Bikes Unsafe in Drive-Thrus, Really?


Last Monday, 4/26/2010, in the evening after work I rode over through the drive-thru at my nearby Walgreens on The Roadley and dropped off a prescription for my wife. Around 7:30 that same evening I rode back through the drive-thru again to pick it up and, well, here's the description of what happened as it appeared in the message I sent to Walgreens via their corporate web site:

For several years I have ridden my bicycle through the drive-thru at my local Walgreens. The most any of the pharmacists or clerks have ever said is "you be careful out there." Today, however, when I pedaled in to pick up a prescription I was told the next time I came to pick up a prescription on my bike I needed to park it and come into the store. (Nothing was said to me when I pedaled in to drop off the prescription just a half an hour before.) I was further informed it had to do with "safety and liability issues." I find this curious, because I don't know of a single instance of a bicycle/car accident in a drive-thru, much less a business being sued on account of it. There is no posting about "No Bicycles in the Drive-Thru Lane" at this Walgreens.
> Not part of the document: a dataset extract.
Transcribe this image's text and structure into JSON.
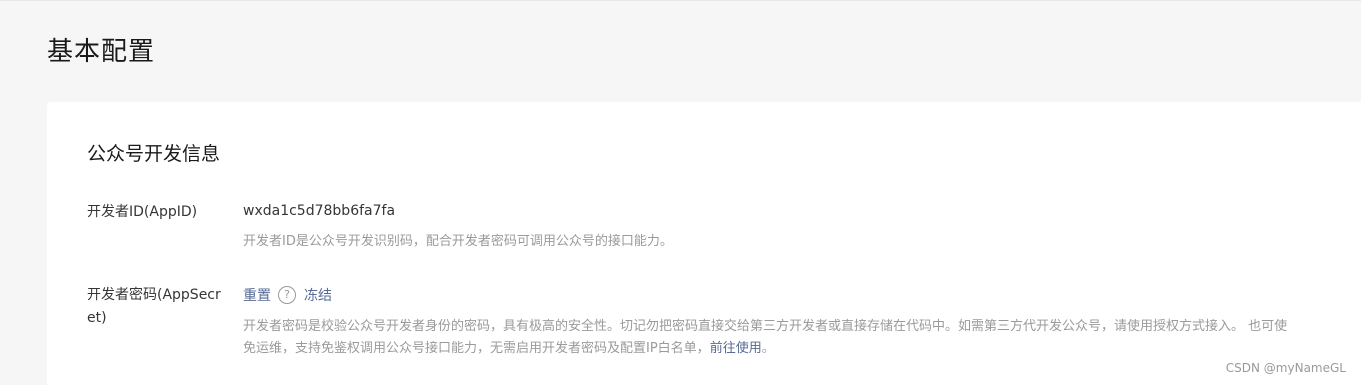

I would think that your company would be at the forefront of promoting the healthy lifestyle of bicycling. Furthermore, in Arizona “a person riding a bicycle on a roadway or on a shoulder adjoining a roadway is granted all of the rights and is subject to all of the duties applicable to the driver of a vehicle” (Arizona Revised Statutes Section 28-812). If I have all the rights of a vehicle out on the road, why would I not have those same rights in your drive-thru lane? I have not been prohibited from using my bike in the drive-thru lanes at six different businesses in my area, including my bank. Could you tell me what the corporate policy is regarding this issue?

On Thursday evening, 4/29/2010, I received a phone call from the manager of that Walgreens store. He said the note had been passed on to him by corporate. He said he did not see anything wrong with my riding my bike through their drive through lane, and he would inform the rest of his staff of that. He explained he thought it was a concern for my safety, but he added that I had made some good points in my message and maybe his staff was being overly concerned.

He added that he hoped I would take regular safety precautions such as having lights on my bike, and I assured him I always wear a helmet and have a taillight and two headlights on that particular bike.

He went on to say he had been unable get a reply from his corporate office concerning company policy of bicycles in drive-thru lanes, but said his understanding was a business could prohibit bikes from using drive-thrus just as they could prohibit pedestrians from using them.

I told him my understanding was an Arizona business could refuse service to anybody they chose, for no reason at all. I added that I didn't believe that would be very smart customer service, and I did not think they were exposed to any additional legal liability by the presence of my bicycle in their drive-thru. He agreed.

My wife thinks I'm a troublemaker, what do y'all think?

2 comments:

  1. I think your a troublemaker to, my kind of trouble maker!!! Way to go!!

    ReplyDelete